(Data excerpts)
********************
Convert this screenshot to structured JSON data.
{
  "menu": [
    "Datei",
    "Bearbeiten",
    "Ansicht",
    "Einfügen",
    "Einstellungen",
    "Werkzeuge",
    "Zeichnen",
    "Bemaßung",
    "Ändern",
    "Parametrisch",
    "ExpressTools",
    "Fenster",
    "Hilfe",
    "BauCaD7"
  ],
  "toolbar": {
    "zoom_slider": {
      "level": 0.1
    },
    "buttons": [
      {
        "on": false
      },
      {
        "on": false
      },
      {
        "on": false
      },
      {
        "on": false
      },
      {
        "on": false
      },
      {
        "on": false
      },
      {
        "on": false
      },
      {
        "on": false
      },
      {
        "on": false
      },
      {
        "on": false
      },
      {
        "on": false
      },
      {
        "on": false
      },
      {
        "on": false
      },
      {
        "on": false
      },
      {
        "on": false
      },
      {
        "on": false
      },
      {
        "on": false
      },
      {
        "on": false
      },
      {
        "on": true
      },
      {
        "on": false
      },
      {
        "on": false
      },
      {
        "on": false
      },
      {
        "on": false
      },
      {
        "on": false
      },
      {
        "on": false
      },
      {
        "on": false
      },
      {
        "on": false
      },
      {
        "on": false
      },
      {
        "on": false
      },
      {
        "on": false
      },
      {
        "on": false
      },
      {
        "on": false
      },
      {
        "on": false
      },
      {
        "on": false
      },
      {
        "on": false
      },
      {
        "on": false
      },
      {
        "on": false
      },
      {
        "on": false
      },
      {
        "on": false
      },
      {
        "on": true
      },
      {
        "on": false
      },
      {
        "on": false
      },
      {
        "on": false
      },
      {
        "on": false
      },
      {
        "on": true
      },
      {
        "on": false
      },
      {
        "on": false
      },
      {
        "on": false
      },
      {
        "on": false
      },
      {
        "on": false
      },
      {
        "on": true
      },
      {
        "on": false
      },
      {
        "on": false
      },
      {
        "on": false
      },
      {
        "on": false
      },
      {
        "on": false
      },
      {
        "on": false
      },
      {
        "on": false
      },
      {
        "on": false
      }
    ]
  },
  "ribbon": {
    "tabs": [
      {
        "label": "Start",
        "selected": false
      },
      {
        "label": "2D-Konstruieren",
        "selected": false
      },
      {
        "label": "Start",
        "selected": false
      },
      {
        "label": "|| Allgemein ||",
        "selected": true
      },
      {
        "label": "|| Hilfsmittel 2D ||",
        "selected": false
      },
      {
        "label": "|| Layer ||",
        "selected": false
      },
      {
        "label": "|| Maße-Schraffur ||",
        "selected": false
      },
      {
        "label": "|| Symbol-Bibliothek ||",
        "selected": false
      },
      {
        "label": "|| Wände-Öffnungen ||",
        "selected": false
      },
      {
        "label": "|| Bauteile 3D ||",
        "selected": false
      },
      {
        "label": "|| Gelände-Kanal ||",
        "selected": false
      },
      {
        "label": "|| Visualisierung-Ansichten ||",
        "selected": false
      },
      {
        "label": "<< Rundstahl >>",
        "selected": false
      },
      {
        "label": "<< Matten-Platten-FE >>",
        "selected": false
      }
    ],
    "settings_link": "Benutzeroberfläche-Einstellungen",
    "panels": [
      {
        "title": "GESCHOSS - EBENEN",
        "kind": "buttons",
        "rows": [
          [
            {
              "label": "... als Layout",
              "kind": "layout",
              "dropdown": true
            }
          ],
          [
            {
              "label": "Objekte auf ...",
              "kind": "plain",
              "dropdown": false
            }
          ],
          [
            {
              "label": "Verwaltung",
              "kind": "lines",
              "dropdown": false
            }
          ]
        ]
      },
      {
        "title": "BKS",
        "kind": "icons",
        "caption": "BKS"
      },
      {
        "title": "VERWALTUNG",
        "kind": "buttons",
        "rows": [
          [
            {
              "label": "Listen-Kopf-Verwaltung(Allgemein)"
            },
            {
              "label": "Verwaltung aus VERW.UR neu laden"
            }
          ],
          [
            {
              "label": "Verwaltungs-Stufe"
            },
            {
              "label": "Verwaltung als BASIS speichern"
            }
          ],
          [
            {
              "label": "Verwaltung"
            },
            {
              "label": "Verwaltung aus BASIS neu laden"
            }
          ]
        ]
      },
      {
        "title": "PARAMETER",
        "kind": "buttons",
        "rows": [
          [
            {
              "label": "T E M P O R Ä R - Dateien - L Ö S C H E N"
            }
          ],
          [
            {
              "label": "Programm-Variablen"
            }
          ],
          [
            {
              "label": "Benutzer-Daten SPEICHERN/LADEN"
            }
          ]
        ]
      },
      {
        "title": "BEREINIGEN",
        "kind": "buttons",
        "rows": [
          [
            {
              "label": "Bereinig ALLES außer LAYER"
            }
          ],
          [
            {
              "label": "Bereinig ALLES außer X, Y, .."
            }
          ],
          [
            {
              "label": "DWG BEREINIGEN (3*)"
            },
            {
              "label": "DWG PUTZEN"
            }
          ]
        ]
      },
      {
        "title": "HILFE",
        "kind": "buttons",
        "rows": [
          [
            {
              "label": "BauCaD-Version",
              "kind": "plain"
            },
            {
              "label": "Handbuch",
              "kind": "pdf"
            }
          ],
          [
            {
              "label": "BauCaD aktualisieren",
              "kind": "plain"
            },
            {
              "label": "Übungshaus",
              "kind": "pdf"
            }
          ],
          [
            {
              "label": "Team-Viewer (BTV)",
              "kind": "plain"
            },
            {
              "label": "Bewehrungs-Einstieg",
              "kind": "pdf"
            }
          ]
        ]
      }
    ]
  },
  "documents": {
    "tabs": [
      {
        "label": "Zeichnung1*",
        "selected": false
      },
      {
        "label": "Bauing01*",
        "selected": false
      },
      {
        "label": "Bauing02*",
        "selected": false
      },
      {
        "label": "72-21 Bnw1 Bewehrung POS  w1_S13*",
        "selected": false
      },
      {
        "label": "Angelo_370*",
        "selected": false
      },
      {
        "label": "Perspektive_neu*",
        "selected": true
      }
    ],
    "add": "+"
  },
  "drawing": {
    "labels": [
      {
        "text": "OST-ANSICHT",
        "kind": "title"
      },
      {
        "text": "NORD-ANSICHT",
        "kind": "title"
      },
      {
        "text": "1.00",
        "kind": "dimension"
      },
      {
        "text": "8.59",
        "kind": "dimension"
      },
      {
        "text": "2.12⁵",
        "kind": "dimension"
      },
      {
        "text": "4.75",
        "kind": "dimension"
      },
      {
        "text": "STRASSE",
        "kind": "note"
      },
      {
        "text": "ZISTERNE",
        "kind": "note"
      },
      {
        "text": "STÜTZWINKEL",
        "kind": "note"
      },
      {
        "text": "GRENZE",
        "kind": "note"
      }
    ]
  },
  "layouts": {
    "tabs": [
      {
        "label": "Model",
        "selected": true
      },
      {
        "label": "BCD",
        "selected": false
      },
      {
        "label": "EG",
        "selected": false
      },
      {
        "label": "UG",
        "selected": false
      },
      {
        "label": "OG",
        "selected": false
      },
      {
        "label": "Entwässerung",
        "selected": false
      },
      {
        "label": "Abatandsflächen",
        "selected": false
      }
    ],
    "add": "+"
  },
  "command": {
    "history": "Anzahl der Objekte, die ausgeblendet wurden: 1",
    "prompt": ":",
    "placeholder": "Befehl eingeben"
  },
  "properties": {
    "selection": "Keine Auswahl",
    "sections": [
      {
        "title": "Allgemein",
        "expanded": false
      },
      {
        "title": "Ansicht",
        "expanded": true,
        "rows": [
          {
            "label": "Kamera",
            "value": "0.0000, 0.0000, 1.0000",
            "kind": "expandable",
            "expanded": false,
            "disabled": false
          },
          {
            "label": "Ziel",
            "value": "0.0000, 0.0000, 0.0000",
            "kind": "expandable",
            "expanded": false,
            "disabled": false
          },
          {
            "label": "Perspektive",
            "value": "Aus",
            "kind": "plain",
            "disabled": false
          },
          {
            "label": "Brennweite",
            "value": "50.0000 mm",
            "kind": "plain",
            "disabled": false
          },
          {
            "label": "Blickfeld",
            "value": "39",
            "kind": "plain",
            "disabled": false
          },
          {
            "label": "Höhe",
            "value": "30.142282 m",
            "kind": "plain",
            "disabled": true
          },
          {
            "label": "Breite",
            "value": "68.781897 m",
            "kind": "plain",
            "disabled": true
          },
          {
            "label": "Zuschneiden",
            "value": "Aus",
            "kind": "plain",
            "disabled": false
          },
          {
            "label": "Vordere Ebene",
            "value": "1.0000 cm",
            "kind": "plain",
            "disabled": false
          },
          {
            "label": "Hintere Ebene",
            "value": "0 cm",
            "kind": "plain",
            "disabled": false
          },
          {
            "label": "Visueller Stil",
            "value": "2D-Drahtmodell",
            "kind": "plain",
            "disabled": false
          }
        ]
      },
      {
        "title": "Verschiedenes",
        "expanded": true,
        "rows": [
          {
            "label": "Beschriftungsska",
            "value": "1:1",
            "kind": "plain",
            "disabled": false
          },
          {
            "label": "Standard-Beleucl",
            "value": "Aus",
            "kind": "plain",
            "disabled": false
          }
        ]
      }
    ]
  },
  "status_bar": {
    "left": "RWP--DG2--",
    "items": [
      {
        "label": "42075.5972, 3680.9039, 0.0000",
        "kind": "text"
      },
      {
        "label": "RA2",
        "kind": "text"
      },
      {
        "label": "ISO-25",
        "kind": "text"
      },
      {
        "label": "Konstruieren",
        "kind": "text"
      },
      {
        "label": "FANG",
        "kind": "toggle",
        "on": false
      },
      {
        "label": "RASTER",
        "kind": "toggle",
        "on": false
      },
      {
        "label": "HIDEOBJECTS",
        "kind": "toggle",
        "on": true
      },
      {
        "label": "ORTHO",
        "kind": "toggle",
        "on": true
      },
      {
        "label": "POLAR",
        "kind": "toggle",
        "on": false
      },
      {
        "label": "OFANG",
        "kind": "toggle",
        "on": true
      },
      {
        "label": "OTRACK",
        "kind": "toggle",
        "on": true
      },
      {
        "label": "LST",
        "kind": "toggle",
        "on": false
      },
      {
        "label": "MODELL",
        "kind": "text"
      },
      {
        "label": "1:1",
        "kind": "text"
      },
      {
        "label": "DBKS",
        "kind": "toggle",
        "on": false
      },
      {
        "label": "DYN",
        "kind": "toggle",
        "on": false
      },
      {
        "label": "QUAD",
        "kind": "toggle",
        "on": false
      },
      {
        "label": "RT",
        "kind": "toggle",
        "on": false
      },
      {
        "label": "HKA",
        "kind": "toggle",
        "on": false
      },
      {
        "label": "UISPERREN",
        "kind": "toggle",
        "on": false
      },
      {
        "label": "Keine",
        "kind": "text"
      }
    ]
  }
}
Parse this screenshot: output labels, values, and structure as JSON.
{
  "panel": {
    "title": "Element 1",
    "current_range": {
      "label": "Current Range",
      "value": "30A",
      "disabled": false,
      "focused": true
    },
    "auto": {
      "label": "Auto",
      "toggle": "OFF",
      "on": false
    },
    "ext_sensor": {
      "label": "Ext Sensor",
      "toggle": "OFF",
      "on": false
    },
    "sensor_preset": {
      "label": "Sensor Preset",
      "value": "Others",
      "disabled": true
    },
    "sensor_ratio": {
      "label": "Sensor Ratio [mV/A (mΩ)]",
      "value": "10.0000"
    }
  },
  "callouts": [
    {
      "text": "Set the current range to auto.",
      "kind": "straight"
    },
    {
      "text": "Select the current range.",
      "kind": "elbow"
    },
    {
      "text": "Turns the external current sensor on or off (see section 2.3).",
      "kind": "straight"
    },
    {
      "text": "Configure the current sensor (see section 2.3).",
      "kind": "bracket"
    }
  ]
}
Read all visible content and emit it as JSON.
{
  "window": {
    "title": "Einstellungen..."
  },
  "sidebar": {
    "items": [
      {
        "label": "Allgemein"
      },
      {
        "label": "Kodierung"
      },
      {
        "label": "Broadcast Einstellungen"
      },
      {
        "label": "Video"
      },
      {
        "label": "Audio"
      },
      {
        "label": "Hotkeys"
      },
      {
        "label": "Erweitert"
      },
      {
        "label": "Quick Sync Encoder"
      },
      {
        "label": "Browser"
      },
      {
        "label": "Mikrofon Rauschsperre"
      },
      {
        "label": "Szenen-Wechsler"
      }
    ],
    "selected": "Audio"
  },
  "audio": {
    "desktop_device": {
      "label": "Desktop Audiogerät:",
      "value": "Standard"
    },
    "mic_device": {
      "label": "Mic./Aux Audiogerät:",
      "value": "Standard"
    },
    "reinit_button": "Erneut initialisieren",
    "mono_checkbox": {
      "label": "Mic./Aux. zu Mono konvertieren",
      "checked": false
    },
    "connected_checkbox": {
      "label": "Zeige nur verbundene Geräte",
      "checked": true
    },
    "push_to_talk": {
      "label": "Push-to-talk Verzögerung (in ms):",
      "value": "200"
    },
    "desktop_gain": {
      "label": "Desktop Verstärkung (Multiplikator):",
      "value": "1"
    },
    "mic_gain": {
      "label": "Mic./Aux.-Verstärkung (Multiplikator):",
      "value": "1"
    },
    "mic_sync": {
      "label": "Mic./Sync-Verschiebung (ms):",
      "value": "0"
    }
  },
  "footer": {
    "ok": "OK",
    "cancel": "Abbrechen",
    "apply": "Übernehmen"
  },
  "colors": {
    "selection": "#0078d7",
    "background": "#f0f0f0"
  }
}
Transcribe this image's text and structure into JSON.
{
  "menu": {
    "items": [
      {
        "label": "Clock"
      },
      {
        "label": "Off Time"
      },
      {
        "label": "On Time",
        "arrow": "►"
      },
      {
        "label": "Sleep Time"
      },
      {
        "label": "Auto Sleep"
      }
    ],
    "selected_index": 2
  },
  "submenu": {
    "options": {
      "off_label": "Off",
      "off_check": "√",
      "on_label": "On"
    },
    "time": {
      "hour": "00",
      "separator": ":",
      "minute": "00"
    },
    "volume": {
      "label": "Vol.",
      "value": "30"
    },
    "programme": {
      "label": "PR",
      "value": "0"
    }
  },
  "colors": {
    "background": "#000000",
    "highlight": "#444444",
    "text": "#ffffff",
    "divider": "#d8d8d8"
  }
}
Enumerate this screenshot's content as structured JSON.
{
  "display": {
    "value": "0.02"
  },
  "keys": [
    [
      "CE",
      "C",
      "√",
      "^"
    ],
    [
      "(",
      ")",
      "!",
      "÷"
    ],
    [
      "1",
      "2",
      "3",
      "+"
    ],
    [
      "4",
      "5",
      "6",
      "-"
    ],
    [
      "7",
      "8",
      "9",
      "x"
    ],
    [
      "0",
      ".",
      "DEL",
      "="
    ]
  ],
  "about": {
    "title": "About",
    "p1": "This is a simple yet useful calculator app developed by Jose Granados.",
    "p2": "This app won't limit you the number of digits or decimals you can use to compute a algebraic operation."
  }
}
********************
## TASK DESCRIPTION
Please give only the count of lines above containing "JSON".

## OUTPUT OF THE EXERCISE
5